Here is where the quandary lies. Both states view each other with deepening suspicion and mistrust. Finding a path to mitigating some or all their concerns will require diplomacy and concessions on both sides. For leaders in Beijing who have spent the better part of 30 years stressing a narrative of a Century of Humiliation, walking back from nationalist projects such as islands building in the SCS, economically coercive tactics to bring Taiwan to the reunification table and a containment narrative will be a daunting task.
The US faces awkward realities as well. It is natural for a country with China’s economic heft, historical cultural continuity and its experience with colonialization to try to maximize its power in its own backyard. This will require the US to rethink its position in the region and how it’s should conduct itself when it has a peer or peer-rival in the region.
For policy makers in Beijing, without unraveling this geopolitical gordian knot over the next ten years there is a high likelihood that US-China relations will spiral into a Cold War 2.0 that will have profoundly negatively connotations for bilateral relations but also globally.

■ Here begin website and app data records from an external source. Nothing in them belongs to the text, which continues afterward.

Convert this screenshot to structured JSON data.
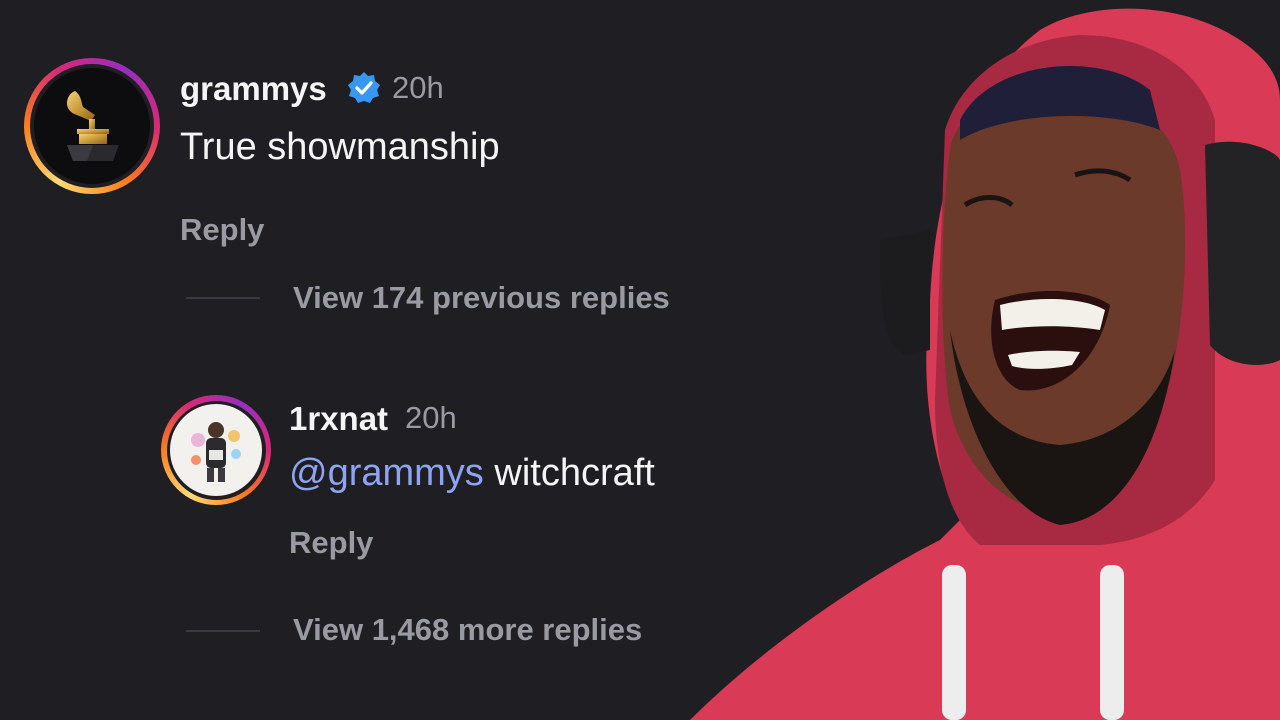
{
  "comments": [
    {
      "username": "grammys",
      "verified": true,
      "time": "20h",
      "text": "True showmanship",
      "reply_label": "Reply",
      "view_replies": "View 174 previous replies"
    },
    {
      "username": "1rxnat",
      "verified": false,
      "time": "20h",
      "mention": "@grammys",
      "text": " witchcraft",
      "reply_label": "Reply",
      "view_replies": "View 1,468 more replies"
    }
  ],
  "colors": {
    "background": "#1f1f23",
    "mention": "#8ea4f2",
    "verified": "#3897f0",
    "muted_text": "#9a9aa3",
    "hoodie": "#d93a56"
  },
  "icons": {
    "grammys_avatar": "gramophone-trophy-icon",
    "verified": "verified-badge-icon",
    "user_avatar": "cartoon-avatar-icon"
  }
}
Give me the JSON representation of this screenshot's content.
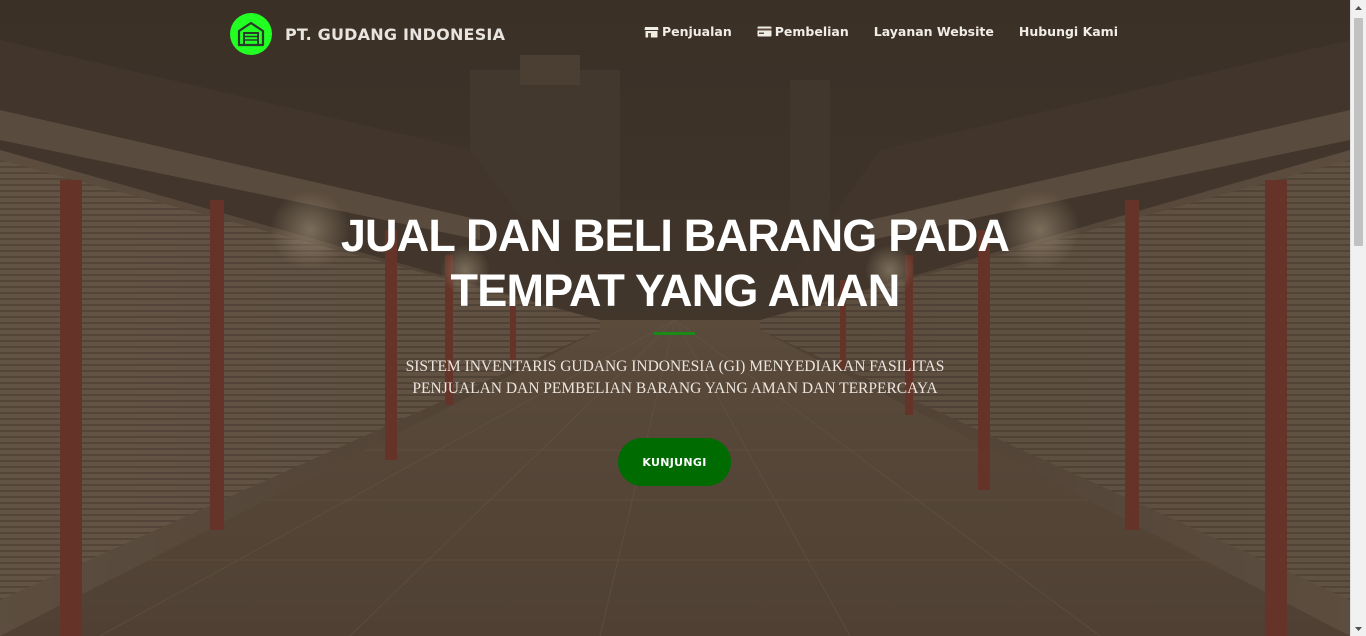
{
  "nav": {
    "brand": "PT. GUDANG INDONESIA",
    "logo_icon": "warehouse-icon",
    "items": [
      {
        "label": "Penjualan",
        "icon": "store-icon"
      },
      {
        "label": "Pembelian",
        "icon": "card-icon"
      },
      {
        "label": "Layanan Website"
      },
      {
        "label": "Hubungi Kami"
      }
    ]
  },
  "hero": {
    "headline_line1": "JUAL DAN BELI BARANG PADA",
    "headline_line2": "TEMPAT YANG AMAN",
    "subtitle_line1": "SISTEM INVENTARIS GUDANG INDONESIA (GI) MENYEDIAKAN FASILITAS",
    "subtitle_line2": "PENJUALAN DAN PEMBELIAN BARANG YANG AMAN DAN TERPERCAYA",
    "cta": "KUNJUNGI"
  },
  "colors": {
    "accent": "#006b00",
    "logo_bg": "#22ff22",
    "divider": "#188a18",
    "overlay": "#5a4838"
  }
}
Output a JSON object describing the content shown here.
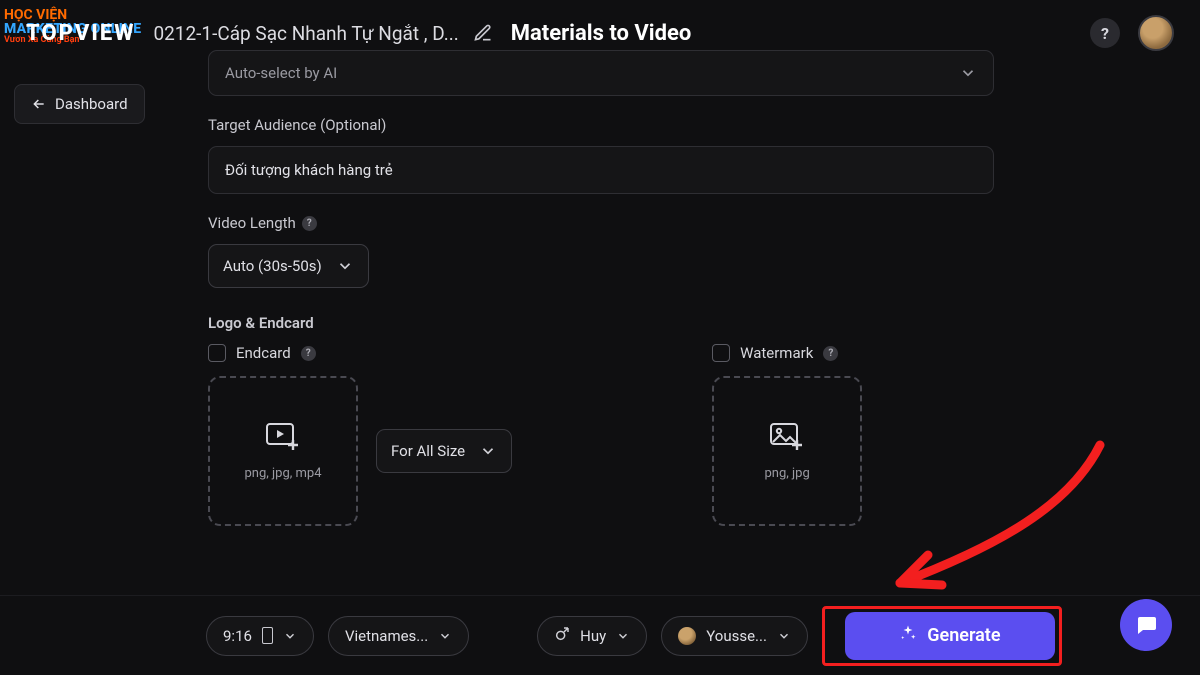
{
  "watermark": {
    "line1": "HỌC VIỆN",
    "line2": "MARKETING ONLINE",
    "line3": "Vươn Xa Cùng Bạn"
  },
  "header": {
    "logo": "TOPVIEW",
    "project_name": "0212-1-Cáp Sạc Nhanh Tự Ngắt , D...",
    "page_title": "Materials to Video"
  },
  "nav": {
    "dashboard": "Dashboard"
  },
  "form": {
    "ai_select": {
      "value": "Auto-select by AI"
    },
    "audience": {
      "label": "Target Audience (Optional)",
      "value": "Đối tượng khách hàng trẻ"
    },
    "video_length": {
      "label": "Video Length",
      "value": "Auto (30s-50s)"
    },
    "logo_endcard": {
      "section_label": "Logo & Endcard",
      "endcard": {
        "label": "Endcard",
        "formats": "png, jpg, mp4",
        "size_option": "For All Size"
      },
      "watermark": {
        "label": "Watermark",
        "formats": "png, jpg"
      }
    }
  },
  "bottom_bar": {
    "aspect": "9:16",
    "language": "Vietnames...",
    "voice": "Huy",
    "avatar_model": "Yousse...",
    "generate": "Generate"
  }
}
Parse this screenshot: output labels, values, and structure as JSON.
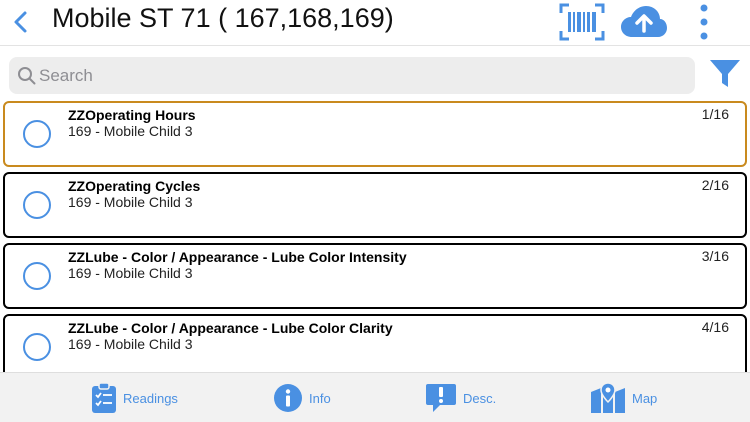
{
  "header": {
    "title": "Mobile ST 71 ( 167,168,169)",
    "accent": "#4a90e2",
    "icons": [
      "chevron-left-icon",
      "barcode-scan-icon",
      "cloud-upload-icon",
      "more-vertical-icon"
    ]
  },
  "search": {
    "placeholder": "Search",
    "value": ""
  },
  "items": [
    {
      "title": "ZZOperating Hours",
      "subtitle": "169 - Mobile Child 3",
      "count": "1/16",
      "selected": true
    },
    {
      "title": "ZZOperating Cycles",
      "subtitle": "169 - Mobile Child 3",
      "count": "2/16",
      "selected": false
    },
    {
      "title": "ZZLube - Color / Appearance - Lube Color Intensity",
      "subtitle": "169 - Mobile Child 3",
      "count": "3/16",
      "selected": false
    },
    {
      "title": "ZZLube - Color / Appearance - Lube Color Clarity",
      "subtitle": "169 - Mobile Child 3",
      "count": "4/16",
      "selected": false
    }
  ],
  "tabs": [
    {
      "label": "Readings",
      "icon": "clipboard-checklist-icon"
    },
    {
      "label": "Info",
      "icon": "info-icon"
    },
    {
      "label": "Desc.",
      "icon": "speech-bubble-alert-icon"
    },
    {
      "label": "Map",
      "icon": "map-pin-icon"
    }
  ],
  "colors": {
    "selected_border": "#c98a1e",
    "item_border": "#000000",
    "radio": "#4a90e2"
  }
}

At the bilateral level, a Cold War 2.0 may result in Beijing shifting from a minimum nuclear strategic deterrent towards an acceleration in both the numbers and capabilities of their current nuclear stockpile as they feel less and less confident in their existing strategy to be sufficient to deter the US. This would take valuable resources away from China’s socio-economic development and possibility cement not only the Thucydides’ Trap concerns in Zhongnanhai but also the middle-income trap.
At a global level, a Cold War 2.0 would complicate cooperation on global issues such as climate change, weapons proliferation, denuclearization, poverty alleviation and other forms of non-traditional security cooperation as both sides would be see cooperation through a zero-sum calculation in which cooperation may weaken their position vis-à-vis each other in their bilateral relationship.
‘America First’ Politics, Xi Jinping Thought and the Future of US-China Relations
The US was primed to take a harder line on China whichever political party came into power in the wake of the November 2016 election. Notwithstanding, America First politics has injected an unnecessary level of unpredictability and friction into a relationship that was already structurally strained. Raising anxieties in Beijing through direct attacks its economic reforms and ill-considered tariffs will not only harm China but also alliance partners as their economies are integrated through the East Asian production network. Importantly, it has the potential to accelerate the vicious cycle towards a Cold War 2.0 that will shape the 21st century’s geopolitical landscape in such a way that it will be characterized by rivalry rather than cooperation.
Xi Jinping Thought (习近平思想) will also shape future of US-China relations if realized. Built on the two pillars of achieving the ‘Chinese dream’ and comprehensively deepening reform and upholding the mass line, Xi’s own “China First” politics incarnated in Xi Jinping Thought will directly challenge the US’s position in the region, its alliances, and the international system the US helped build in the post WW2 period. Not altering this lofty goal may have unintentionally planted the seeds of China’s fears over a Cold War 2.0. Avoiding China’s twin traps will require compromise, domestic stability, and constructive relations with the US.
(This article was first published in the Geopolitical Monitor on July 4th, 2018 and is republished on Glos Review under Dr. Steven R. Nagy’s expressed consent.)